(Work request)
Leave out the images and return all the data word for word.

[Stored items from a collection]
▬▬▬▬▬▬▬▬▬▬
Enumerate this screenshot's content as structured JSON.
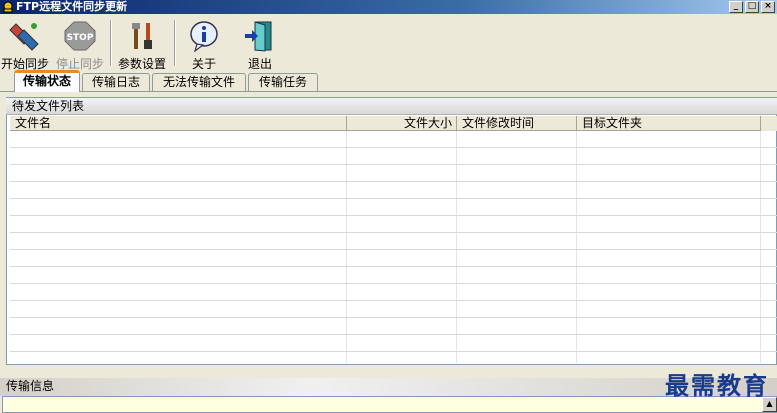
{
  "window": {
    "title": "FTP远程文件同步更新",
    "buttons": [
      "_",
      "□",
      "×"
    ]
  },
  "toolbar": {
    "start_sync": "开始同步",
    "stop_sync": "停止同步",
    "settings": "参数设置",
    "about": "关于",
    "exit": "退出"
  },
  "tabs": [
    "传输状态",
    "传输日志",
    "无法传输文件",
    "传输任务"
  ],
  "pending": {
    "caption": "待发文件列表",
    "columns": [
      "文件名",
      "文件大小",
      "文件修改时间",
      "目标文件夹"
    ]
  },
  "info": {
    "caption": "传输信息"
  },
  "watermark": "最需教育",
  "colors": {
    "title_start": "#0a246a",
    "active_tab_accent": "#e68b2c",
    "watermark": "#1a3b8c"
  }
}
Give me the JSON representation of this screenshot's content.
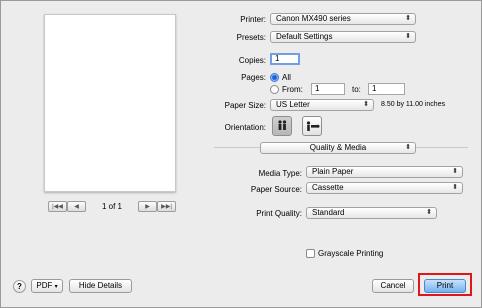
{
  "printer": {
    "label": "Printer:",
    "value": "Canon MX490 series"
  },
  "presets": {
    "label": "Presets:",
    "value": "Default Settings"
  },
  "copies": {
    "label": "Copies:",
    "value": "1"
  },
  "pages": {
    "label": "Pages:",
    "all_label": "All",
    "from_label": "From:",
    "from_value": "1",
    "to_label": "to:",
    "to_value": "1",
    "selected": "All"
  },
  "paper_size": {
    "label": "Paper Size:",
    "value": "US Letter",
    "dims": "8.50 by 11.00 inches"
  },
  "orientation": {
    "label": "Orientation:",
    "options": [
      "portrait",
      "landscape"
    ],
    "selected": "portrait"
  },
  "section_popup": {
    "value": "Quality & Media"
  },
  "media_type": {
    "label": "Media Type:",
    "value": "Plain Paper"
  },
  "paper_source": {
    "label": "Paper Source:",
    "value": "Cassette"
  },
  "print_quality": {
    "label": "Print Quality:",
    "value": "Standard"
  },
  "grayscale": {
    "label": "Grayscale Printing",
    "checked": false
  },
  "preview_nav": {
    "page_text": "1 of 1"
  },
  "footer": {
    "help": "?",
    "pdf_label": "PDF",
    "hide_details_label": "Hide Details",
    "cancel_label": "Cancel",
    "print_label": "Print"
  },
  "colors": {
    "highlight": "#e0161a",
    "primary_button": "#73b2ee"
  }
}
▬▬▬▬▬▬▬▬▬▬
(Answer for the task)
Enumerate this screenshot's content as structured JSON.
{
  "window": {
    "title": "FTP远程文件同步更新",
    "buttons": [
      "_",
      "□",
      "×"
    ]
  },
  "toolbar": {
    "start_sync": "开始同步",
    "stop_sync": "停止同步",
    "settings": "参数设置",
    "about": "关于",
    "exit": "退出"
  },
  "tabs": [
    "传输状态",
    "传输日志",
    "无法传输文件",
    "传输任务"
  ],
  "pending": {
    "caption": "待发文件列表",
    "columns": [
      "文件名",
      "文件大小",
      "文件修改时间",
      "目标文件夹"
    ]
  },
  "info": {
    "caption": "传输信息"
  },
  "watermark": "最需教育",
  "colors": {
    "title_start": "#0a246a",
    "active_tab_accent": "#e68b2c",
    "watermark": "#1a3b8c"
  }
}
Give me the JSON representation of this screenshot's content.
{
  "printer": {
    "label": "Printer:",
    "value": "Canon MX490 series"
  },
  "presets": {
    "label": "Presets:",
    "value": "Default Settings"
  },
  "copies": {
    "label": "Copies:",
    "value": "1"
  },
  "pages": {
    "label": "Pages:",
    "all_label": "All",
    "from_label": "From:",
    "from_value": "1",
    "to_label": "to:",
    "to_value": "1",
    "selected": "All"
  },
  "paper_size": {
    "label": "Paper Size:",
    "value": "US Letter",
    "dims": "8.50 by 11.00 inches"
  },
  "orientation": {
    "label": "Orientation:",
    "options": [
      "portrait",
      "landscape"
    ],
    "selected": "portrait"
  },
  "section_popup": {
    "value": "Quality & Media"
  },
  "media_type": {
    "label": "Media Type:",
    "value": "Plain Paper"
  },
  "paper_source": {
    "label": "Paper Source:",
    "value": "Cassette"
  },
  "print_quality": {
    "label": "Print Quality:",
    "value": "Standard"
  },
  "grayscale": {
    "label": "Grayscale Printing",
    "checked": false
  },
  "preview_nav": {
    "page_text": "1 of 1"
  },
  "footer": {
    "help": "?",
    "pdf_label": "PDF",
    "hide_details_label": "Hide Details",
    "cancel_label": "Cancel",
    "print_label": "Print"
  },
  "colors": {
    "highlight": "#e0161a",
    "primary_button": "#73b2ee"
  }
}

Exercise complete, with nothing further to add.